Data about app and page elements

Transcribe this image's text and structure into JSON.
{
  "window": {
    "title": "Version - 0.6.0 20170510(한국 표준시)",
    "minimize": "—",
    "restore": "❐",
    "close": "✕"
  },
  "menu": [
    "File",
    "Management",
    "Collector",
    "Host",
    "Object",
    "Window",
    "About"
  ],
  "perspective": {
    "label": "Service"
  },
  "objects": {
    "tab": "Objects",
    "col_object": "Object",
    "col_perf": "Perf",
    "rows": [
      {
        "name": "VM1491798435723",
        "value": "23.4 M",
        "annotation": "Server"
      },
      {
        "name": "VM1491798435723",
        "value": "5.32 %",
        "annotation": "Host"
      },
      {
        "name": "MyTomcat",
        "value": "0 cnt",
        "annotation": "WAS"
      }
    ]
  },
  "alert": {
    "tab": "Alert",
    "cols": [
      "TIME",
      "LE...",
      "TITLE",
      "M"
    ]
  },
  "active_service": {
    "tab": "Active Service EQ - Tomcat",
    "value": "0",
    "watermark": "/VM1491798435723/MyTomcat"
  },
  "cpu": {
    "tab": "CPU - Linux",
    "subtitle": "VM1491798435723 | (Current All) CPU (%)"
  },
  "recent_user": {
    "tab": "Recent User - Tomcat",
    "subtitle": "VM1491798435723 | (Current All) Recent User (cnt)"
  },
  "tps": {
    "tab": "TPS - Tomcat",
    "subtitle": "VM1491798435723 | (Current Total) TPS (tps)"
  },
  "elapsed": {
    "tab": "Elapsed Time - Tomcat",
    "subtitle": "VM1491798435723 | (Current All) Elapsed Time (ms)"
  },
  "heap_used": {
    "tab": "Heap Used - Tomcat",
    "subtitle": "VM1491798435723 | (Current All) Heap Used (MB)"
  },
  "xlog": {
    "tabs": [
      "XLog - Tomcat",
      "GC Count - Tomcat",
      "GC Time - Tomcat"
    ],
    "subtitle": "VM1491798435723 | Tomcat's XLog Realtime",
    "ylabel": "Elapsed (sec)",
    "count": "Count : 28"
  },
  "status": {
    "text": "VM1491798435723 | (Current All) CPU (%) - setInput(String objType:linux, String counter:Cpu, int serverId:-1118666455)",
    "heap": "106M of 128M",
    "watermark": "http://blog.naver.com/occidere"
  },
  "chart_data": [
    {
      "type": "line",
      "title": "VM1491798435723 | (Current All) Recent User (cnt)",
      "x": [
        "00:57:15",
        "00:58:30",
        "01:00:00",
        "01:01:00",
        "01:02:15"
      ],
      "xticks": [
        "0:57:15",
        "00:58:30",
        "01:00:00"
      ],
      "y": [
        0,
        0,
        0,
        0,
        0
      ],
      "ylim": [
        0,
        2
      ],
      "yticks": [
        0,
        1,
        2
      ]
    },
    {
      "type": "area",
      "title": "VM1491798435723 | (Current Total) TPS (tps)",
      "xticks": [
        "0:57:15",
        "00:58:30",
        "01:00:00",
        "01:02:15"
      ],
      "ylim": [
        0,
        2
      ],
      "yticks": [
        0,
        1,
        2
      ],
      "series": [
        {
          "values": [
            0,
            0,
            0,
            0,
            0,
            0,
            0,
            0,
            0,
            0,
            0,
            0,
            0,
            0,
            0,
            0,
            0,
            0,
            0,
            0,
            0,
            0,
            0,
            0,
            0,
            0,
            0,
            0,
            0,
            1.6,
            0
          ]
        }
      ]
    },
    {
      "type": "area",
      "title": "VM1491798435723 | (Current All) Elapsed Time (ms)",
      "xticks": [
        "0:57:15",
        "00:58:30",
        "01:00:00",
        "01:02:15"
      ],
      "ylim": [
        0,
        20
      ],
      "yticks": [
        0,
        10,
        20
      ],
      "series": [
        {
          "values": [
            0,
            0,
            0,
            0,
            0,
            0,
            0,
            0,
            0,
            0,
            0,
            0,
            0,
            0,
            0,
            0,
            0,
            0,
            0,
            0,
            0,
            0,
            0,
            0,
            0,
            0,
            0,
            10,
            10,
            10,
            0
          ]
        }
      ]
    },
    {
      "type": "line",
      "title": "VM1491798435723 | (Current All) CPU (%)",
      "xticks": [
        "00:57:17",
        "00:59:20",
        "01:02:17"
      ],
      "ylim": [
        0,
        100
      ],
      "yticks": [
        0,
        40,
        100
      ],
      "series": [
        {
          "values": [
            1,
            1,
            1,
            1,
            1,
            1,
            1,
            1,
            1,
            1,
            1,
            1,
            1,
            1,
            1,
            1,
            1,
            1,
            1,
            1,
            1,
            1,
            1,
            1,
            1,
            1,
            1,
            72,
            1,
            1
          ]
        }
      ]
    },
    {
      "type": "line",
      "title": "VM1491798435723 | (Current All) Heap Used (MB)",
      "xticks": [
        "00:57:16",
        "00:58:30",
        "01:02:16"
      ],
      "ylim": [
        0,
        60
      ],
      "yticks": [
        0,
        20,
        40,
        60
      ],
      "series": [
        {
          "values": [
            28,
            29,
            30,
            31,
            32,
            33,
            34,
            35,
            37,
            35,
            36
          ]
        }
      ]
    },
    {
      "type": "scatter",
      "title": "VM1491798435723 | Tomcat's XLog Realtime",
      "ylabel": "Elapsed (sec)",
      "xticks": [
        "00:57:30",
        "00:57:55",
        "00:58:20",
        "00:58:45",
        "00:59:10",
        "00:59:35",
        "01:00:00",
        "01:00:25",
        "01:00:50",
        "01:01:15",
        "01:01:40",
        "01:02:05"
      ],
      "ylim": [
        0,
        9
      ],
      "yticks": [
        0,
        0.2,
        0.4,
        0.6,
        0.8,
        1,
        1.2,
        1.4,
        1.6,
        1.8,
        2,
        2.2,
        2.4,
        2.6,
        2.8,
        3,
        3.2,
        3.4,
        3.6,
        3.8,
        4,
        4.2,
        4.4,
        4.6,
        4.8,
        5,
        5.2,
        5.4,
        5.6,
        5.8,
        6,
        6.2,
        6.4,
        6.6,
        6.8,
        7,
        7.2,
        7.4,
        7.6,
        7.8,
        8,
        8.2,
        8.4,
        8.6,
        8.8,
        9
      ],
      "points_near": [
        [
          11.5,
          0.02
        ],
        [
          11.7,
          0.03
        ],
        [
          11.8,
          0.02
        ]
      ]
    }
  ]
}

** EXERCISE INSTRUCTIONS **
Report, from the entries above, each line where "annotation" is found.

** THE COMPLETED TASK **
        "annotation": "Server"
        "annotation": "Host"
        "annotation": "WAS"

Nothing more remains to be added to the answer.